While staying with them, he ordered them not to leave Jerusalem, but to wait there for the promise of the Father. ‘This’, he said, ‘is what you have heard from me; for John baptized with water, but you will be baptized with the Holy Spirit not many days from now.’

Acts 1:4-5

With all that is happening in our denomination and in our Wisconsin Conference, we truly needed Easter to come this year to remind us of the great and glorious power God has for transformation and redemption.  We stand in need of new life – new possibilities, new purpose, new hearts, and new minds.  Easter brings us hope following despair, light following darkness, and promise following failure.

It is simple to celebrate the resurrection and feel all is well.  Death is defeated.  Sin is cleansed. A new reality has been ushered in.  But what next?  Where do we go from Easter?  What’s on the other side?

One might be tempted to think it all gets easier after Easter.  One might feel like the Christ has taken care of all the problems of the world, and now all we need to do is wait.  One would be wrong; it doesn’t get easier, it just gets more interesting.  Following the physical Jesus is one thing.  We call it discipleship – Jesus leads, we follow.  But what about the risen and ascended Christ?  What do we do when the man is no longer with us to follow?  What happens when what we have is memory and teachings?

This is the amazing aftermath of Easter leading us to Pentecost.  John baptized with water; Jesus promises the baptism of the Holy Spirit.  The twelve followers of Jesus are referred to as “disciples” up until the Pentecost event, then they are never referred to as “disciples” again.  Something happens.  There is a radical and fundamental transformation in the Spirit.  Followers become leaders.  Students become teachers.  Disciples become disciplers, and stewards, and apostles.  And collectively, through the gifting and empowerment of the Holy Spirit, the church becomes the incarnate body of Christ.

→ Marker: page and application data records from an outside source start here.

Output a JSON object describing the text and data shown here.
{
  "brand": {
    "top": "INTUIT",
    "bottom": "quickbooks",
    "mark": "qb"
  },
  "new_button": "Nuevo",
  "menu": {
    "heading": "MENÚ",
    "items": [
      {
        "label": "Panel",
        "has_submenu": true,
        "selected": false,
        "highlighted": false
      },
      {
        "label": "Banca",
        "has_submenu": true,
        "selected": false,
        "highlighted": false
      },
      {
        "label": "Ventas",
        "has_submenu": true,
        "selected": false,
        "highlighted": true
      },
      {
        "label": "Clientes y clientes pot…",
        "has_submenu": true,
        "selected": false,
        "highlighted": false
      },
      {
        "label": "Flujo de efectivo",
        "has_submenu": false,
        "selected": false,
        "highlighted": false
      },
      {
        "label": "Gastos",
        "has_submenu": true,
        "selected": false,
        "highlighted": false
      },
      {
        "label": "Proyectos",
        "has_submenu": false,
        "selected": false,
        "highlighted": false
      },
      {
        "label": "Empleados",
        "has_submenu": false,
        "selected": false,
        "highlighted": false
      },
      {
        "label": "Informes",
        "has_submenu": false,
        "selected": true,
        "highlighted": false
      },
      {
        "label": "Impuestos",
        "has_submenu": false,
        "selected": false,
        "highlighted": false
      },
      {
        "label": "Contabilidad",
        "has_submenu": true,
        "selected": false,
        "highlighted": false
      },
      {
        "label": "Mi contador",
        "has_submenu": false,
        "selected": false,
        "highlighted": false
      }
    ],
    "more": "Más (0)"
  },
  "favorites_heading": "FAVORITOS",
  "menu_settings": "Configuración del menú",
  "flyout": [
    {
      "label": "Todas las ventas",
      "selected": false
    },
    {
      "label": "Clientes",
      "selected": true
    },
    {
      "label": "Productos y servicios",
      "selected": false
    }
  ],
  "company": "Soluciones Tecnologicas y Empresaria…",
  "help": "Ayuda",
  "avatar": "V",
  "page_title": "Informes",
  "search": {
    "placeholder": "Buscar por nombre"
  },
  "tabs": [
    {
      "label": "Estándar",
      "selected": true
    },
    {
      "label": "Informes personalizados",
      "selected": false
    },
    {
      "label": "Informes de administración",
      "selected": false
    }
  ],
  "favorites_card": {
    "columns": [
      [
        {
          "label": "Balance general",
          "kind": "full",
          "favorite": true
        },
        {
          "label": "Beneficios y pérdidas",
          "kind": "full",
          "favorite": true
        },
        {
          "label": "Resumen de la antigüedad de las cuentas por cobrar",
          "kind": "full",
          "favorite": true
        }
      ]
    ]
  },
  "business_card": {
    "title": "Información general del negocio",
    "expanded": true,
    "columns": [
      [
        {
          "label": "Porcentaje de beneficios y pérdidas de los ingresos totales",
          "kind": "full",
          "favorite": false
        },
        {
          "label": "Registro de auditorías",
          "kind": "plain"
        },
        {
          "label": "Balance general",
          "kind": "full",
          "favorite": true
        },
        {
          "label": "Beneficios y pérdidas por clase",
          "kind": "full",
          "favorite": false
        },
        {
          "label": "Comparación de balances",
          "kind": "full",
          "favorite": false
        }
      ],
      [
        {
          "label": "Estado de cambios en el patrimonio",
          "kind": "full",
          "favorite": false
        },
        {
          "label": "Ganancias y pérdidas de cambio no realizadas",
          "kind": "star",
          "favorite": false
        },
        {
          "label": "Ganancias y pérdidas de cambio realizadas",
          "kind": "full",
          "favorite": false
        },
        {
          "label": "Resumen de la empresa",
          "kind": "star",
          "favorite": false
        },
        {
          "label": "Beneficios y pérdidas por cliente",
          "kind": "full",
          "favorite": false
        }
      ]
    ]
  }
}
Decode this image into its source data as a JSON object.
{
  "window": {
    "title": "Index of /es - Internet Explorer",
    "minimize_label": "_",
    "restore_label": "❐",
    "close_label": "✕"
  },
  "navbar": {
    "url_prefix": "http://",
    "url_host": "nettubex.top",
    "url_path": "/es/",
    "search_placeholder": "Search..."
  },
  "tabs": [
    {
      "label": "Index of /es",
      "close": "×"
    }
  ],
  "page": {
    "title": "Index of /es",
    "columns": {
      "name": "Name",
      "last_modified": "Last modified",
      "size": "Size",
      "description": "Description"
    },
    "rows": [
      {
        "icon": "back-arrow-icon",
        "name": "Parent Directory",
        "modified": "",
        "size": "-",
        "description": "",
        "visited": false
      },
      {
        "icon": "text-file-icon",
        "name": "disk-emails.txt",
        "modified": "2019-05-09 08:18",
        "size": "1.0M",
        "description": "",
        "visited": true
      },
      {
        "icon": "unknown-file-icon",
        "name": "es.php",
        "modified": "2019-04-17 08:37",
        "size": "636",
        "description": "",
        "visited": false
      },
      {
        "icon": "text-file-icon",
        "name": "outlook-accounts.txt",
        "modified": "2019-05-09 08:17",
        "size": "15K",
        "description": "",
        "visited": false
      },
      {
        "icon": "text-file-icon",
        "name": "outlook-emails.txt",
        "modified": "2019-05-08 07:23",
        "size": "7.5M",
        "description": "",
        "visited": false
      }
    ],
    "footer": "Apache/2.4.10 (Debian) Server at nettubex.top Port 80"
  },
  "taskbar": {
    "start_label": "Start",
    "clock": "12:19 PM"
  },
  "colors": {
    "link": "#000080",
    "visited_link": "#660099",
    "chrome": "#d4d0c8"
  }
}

Paul speaks of an affective union – a oneness of essence and spirit as believers live “in Christ,” and we recognize “Christ in us.”  The fellowship of baptized believers is transformed, made new, given a new identity and purpose.  What Christ came to teach us, we now teach others.  The witness Christ offered to challenge the powers and principalities becomes our witness.  Judgmentalism and factionalism drops away; we are lifted above all the hostilities, the prejudices, and debates that created “dividing walls” among us.  The old life passes away; the new life emerges.

Is this not the message our United Methodist Church needs most to hear?  Are we not standing on the threshold of an amazing spiritual paradigm shift where we quit focusing on the negatives and begin building upon the positives?  Is it not time to stop harping on what we have been saved from and begin zeroing in on what we have been saved for?

God offers us this new life, freely, generously, unconditionally, and completely.  All we need do is accept it, but accept it with our eyes, hearts, and minds wide open.  We are not off the hook.  No, instead we hold even more responsibility, more opportunity, more demands and obligations than ever.  But we have also been given the authority to become a new people; a people of love, joy, peace, patience, kindness, generosity, faithfulness, gentleness, and self-control.  We are freed to act mercifully, justly, with compassion, humility and true care.  We become a people of deep civility, infinite respect, unbounded forgiveness, and amazing grace.  We are living on the other side of Easter.  By God’s grace, let us live it wisely and well.